### Your goal
Give back the full set of entries exactly, keeping each line intact.
══ Supplied information
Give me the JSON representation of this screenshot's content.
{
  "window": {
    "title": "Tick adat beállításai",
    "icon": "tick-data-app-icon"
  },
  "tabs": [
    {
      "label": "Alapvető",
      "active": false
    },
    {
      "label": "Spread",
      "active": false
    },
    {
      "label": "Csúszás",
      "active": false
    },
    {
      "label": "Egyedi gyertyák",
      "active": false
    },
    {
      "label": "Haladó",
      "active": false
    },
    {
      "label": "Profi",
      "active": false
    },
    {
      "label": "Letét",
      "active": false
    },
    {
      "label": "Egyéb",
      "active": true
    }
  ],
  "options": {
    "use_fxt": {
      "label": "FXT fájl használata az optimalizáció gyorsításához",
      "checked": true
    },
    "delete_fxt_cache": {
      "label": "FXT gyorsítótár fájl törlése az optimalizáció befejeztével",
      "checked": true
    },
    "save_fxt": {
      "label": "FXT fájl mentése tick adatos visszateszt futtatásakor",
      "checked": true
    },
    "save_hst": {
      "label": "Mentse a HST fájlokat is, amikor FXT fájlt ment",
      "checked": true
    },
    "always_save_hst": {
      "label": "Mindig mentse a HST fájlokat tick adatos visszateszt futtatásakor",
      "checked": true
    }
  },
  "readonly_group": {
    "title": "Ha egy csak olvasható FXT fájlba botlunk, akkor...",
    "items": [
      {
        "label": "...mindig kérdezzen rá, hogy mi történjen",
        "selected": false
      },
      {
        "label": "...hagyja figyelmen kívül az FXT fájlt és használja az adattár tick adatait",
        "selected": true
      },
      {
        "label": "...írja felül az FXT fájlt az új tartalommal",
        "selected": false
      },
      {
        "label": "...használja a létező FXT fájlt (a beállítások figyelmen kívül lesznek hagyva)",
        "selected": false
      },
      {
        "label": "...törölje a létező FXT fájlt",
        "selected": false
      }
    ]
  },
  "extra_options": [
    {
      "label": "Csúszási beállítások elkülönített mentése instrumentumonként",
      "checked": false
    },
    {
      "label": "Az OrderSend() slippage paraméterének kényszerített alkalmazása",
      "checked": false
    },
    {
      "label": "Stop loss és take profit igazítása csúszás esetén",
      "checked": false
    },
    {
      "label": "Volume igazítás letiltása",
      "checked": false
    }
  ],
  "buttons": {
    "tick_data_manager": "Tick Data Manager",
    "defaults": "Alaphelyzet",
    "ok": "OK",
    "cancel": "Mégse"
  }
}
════
### Exercise response
Give me the JSON representation of this screenshot's content.
{
  "window": {
    "title": "Tick adat beállításai",
    "icon": "tick-data-app-icon"
  },
  "tabs": [
    {
      "label": "Alapvető",
      "active": false
    },
    {
      "label": "Spread",
      "active": false
    },
    {
      "label": "Csúszás",
      "active": false
    },
    {
      "label": "Egyedi gyertyák",
      "active": false
    },
    {
      "label": "Haladó",
      "active": false
    },
    {
      "label": "Profi",
      "active": false
    },
    {
      "label": "Letét",
      "active": false
    },
    {
      "label": "Egyéb",
      "active": true
    }
  ],
  "options": {
    "use_fxt": {
      "label": "FXT fájl használata az optimalizáció gyorsításához",
      "checked": true
    },
    "delete_fxt_cache": {
      "label": "FXT gyorsítótár fájl törlése az optimalizáció befejeztével",
      "checked": true
    },
    "save_fxt": {
      "label": "FXT fájl mentése tick adatos visszateszt futtatásakor",
      "checked": true
    },
    "save_hst": {
      "label": "Mentse a HST fájlokat is, amikor FXT fájlt ment",
      "checked": true
    },
    "always_save_hst": {
      "label": "Mindig mentse a HST fájlokat tick adatos visszateszt futtatásakor",
      "checked": true
    }
  },
  "readonly_group": {
    "title": "Ha egy csak olvasható FXT fájlba botlunk, akkor...",
    "items": [
      {
        "label": "...mindig kérdezzen rá, hogy mi történjen",
        "selected": false
      },
      {
        "label": "...hagyja figyelmen kívül az FXT fájlt és használja az adattár tick adatait",
        "selected": true
      },
      {
        "label": "...írja felül az FXT fájlt az új tartalommal",
        "selected": false
      },
      {
        "label": "...használja a létező FXT fájlt (a beállítások figyelmen kívül lesznek hagyva)",
        "selected": false
      },
      {
        "label": "...törölje a létező FXT fájlt",
        "selected": false
      }
    ]
  },
  "extra_options": [
    {
      "label": "Csúszási beállítások elkülönített mentése instrumentumonként",
      "checked": false
    },
    {
      "label": "Az OrderSend() slippage paraméterének kényszerített alkalmazása",
      "checked": false
    },
    {
      "label": "Stop loss és take profit igazítása csúszás esetén",
      "checked": false
    },
    {
      "label": "Volume igazítás letiltása",
      "checked": false
    }
  ],
  "buttons": {
    "tick_data_manager": "Tick Data Manager",
    "defaults": "Alaphelyzet",
    "ok": "OK",
    "cancel": "Mégse"
  }
}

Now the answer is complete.